Beneath this task are records; count how many lines include the string "favicon" and answer with that number alone.

___

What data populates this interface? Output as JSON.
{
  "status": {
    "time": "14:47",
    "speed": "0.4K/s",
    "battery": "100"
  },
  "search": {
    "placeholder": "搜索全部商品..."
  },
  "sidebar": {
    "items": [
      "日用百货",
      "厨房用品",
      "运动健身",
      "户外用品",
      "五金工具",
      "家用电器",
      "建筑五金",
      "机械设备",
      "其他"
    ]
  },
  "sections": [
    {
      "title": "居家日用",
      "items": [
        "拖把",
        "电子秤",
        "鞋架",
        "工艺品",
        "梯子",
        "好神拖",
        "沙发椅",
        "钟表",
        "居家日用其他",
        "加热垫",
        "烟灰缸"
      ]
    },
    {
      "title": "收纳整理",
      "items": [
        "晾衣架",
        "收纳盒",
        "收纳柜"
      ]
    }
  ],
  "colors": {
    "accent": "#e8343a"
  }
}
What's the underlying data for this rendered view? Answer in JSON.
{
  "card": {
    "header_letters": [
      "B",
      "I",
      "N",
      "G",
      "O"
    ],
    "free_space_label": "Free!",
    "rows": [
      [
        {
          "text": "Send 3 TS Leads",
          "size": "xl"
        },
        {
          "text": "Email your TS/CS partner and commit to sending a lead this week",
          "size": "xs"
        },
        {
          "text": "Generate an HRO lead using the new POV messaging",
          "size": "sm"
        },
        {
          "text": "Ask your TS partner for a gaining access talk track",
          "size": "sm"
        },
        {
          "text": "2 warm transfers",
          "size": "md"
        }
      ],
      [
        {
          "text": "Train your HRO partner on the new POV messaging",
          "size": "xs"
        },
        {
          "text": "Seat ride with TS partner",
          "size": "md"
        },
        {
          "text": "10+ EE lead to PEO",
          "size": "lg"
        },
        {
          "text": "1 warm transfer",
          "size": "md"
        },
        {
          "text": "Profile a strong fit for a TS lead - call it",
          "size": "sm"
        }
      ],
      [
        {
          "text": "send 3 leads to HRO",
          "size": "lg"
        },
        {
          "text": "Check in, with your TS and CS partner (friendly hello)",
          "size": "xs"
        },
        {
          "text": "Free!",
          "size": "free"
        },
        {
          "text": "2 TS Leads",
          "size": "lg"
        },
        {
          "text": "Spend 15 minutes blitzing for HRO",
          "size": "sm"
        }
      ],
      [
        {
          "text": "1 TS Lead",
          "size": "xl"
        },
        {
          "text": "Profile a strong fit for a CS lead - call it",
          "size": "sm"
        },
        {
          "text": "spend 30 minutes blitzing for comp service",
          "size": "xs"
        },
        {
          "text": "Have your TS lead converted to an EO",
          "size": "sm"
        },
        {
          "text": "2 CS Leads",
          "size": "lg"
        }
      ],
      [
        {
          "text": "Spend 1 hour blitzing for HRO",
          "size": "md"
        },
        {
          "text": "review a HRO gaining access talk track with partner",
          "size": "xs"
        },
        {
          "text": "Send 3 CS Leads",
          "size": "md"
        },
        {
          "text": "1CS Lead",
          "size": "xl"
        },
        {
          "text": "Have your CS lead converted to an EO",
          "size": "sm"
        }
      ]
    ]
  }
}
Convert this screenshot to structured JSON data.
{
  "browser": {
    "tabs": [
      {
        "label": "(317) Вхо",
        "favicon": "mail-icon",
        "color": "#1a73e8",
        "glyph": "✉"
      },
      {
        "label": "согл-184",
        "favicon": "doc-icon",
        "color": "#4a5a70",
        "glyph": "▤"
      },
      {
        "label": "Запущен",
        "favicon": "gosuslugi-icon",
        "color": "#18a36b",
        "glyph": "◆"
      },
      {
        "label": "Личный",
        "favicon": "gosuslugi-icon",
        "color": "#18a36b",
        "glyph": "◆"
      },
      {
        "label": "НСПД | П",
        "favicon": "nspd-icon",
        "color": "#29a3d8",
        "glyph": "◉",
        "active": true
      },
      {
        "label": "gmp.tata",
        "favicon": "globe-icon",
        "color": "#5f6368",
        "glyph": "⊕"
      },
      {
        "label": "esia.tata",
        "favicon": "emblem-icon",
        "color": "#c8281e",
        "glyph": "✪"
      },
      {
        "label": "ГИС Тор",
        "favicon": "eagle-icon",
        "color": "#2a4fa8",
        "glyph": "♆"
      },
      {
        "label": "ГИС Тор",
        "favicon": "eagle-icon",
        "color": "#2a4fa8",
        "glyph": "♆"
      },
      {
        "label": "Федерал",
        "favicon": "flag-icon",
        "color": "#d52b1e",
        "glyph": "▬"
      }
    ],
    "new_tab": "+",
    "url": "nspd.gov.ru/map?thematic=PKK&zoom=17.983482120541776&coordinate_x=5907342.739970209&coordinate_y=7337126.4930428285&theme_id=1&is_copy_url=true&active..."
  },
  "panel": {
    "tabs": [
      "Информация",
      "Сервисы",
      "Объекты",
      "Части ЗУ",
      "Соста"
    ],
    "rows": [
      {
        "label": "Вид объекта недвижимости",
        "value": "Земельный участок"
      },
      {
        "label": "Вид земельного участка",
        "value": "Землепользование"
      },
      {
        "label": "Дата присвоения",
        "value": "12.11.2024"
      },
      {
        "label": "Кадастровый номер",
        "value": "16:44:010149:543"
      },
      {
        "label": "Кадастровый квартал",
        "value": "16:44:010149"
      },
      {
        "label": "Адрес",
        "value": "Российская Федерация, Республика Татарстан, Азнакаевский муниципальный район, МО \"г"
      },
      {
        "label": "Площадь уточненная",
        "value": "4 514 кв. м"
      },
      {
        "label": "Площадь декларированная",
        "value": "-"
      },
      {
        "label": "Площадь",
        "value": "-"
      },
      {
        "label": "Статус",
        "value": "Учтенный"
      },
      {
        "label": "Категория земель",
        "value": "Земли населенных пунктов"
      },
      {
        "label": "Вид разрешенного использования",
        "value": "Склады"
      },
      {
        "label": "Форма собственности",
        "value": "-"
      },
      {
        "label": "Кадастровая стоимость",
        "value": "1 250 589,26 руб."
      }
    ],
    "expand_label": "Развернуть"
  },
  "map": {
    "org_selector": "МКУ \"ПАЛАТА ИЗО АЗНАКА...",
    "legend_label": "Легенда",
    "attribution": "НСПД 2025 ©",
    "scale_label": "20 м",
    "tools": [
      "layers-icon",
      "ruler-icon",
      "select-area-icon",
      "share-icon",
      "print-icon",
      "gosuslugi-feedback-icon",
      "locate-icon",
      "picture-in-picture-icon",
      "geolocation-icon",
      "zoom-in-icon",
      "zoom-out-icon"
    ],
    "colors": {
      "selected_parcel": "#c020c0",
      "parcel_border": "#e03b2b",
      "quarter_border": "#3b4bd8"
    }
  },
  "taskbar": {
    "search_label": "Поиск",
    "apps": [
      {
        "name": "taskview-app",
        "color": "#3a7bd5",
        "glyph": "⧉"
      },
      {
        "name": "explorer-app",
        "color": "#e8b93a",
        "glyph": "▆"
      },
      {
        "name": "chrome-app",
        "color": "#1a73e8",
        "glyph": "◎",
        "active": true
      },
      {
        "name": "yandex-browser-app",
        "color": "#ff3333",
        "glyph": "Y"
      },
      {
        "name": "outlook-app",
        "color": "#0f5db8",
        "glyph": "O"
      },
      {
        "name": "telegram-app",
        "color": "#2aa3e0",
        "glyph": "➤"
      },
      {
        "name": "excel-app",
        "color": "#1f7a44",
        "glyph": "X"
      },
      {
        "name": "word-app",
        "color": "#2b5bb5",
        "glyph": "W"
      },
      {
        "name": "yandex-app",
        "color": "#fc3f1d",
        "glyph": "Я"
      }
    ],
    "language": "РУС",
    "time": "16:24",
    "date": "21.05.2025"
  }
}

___

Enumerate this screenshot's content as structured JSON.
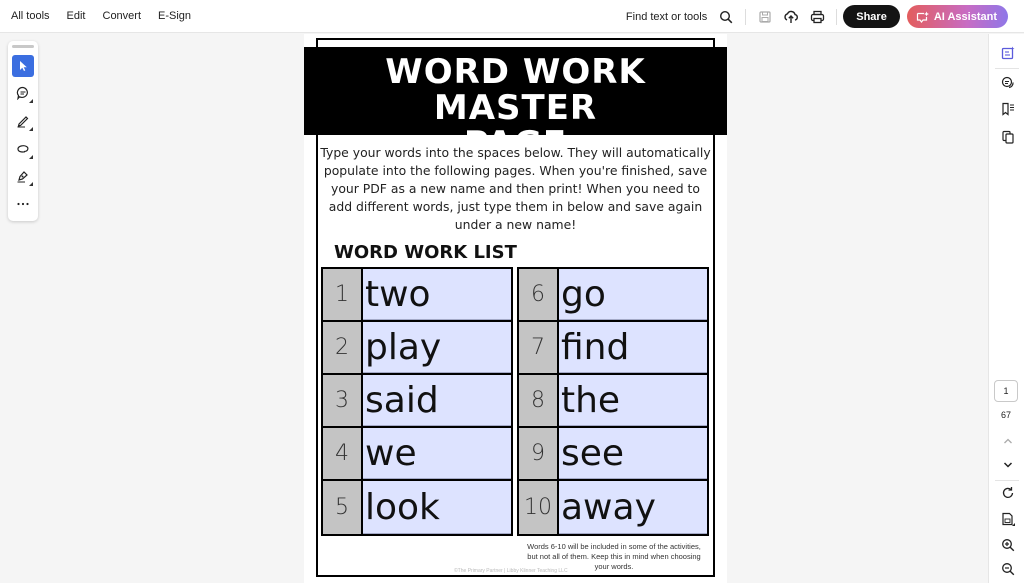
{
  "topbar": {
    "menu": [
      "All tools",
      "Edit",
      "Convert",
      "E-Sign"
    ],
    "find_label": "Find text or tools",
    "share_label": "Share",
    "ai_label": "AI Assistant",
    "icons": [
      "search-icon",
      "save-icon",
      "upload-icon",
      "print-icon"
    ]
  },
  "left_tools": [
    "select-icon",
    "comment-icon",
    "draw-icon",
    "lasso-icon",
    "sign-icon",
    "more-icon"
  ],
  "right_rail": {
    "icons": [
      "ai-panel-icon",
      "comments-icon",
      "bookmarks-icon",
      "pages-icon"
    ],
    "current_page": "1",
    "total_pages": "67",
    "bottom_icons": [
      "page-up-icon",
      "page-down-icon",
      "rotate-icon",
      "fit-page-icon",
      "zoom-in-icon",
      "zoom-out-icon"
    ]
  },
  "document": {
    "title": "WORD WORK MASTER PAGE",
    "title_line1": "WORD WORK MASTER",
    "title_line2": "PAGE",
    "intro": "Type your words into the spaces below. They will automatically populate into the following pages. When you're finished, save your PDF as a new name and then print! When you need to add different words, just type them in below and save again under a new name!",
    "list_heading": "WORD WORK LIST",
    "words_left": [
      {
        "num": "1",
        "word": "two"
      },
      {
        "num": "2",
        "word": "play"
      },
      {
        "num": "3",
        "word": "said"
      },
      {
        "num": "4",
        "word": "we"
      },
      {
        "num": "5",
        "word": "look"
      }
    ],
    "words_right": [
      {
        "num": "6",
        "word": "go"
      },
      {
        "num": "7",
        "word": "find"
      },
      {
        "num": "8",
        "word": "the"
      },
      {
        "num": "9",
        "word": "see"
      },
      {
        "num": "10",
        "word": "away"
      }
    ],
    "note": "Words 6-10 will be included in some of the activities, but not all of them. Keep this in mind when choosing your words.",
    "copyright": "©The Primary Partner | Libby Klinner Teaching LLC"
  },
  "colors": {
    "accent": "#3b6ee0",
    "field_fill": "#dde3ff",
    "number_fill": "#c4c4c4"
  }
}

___

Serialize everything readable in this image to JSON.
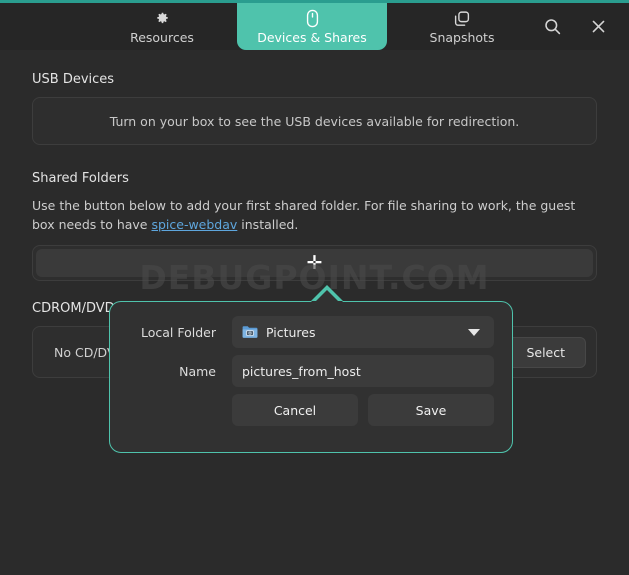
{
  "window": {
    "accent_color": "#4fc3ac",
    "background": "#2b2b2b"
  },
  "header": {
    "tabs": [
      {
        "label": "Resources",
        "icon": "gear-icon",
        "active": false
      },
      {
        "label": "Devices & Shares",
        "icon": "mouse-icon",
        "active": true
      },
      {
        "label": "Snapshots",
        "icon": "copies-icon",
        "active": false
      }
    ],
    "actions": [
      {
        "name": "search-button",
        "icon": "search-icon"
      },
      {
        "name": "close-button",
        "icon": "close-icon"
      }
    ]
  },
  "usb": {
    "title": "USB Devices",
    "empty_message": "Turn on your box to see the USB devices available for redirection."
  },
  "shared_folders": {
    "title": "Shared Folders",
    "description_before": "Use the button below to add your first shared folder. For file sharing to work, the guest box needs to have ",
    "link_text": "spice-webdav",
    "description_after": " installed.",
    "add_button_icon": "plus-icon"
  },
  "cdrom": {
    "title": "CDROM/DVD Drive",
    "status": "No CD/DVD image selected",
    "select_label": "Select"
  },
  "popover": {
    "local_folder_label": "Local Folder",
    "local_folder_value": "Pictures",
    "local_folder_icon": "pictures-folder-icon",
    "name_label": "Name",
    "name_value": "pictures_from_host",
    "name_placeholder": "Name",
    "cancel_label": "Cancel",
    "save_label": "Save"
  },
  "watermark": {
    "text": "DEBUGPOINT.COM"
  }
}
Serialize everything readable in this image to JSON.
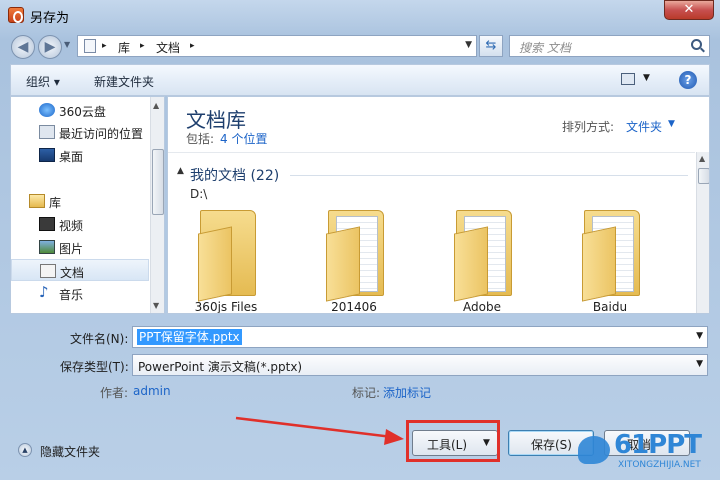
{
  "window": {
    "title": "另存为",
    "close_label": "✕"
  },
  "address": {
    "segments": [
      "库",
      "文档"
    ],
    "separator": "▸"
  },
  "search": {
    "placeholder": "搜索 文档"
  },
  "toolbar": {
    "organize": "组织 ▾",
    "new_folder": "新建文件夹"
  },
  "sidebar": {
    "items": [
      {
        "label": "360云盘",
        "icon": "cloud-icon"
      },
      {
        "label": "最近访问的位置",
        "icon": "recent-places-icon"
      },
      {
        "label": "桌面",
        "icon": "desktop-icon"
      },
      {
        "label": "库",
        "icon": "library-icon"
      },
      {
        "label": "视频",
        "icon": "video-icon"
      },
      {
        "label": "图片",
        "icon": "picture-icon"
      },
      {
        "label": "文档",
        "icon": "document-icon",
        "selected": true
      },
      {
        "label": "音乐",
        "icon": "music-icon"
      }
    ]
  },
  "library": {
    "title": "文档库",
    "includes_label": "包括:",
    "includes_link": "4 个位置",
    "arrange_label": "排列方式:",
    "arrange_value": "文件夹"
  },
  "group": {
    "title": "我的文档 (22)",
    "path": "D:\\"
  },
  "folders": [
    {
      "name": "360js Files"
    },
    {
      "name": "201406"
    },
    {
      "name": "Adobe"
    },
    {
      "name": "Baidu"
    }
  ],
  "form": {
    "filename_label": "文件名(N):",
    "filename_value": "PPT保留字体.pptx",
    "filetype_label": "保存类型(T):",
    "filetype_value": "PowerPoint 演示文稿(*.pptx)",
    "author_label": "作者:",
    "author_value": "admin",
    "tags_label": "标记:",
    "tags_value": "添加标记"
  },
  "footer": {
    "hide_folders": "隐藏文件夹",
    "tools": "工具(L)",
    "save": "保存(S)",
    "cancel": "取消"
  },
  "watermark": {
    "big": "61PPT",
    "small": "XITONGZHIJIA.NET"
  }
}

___

> [SOLUTION TO THIS PROBLEM] 10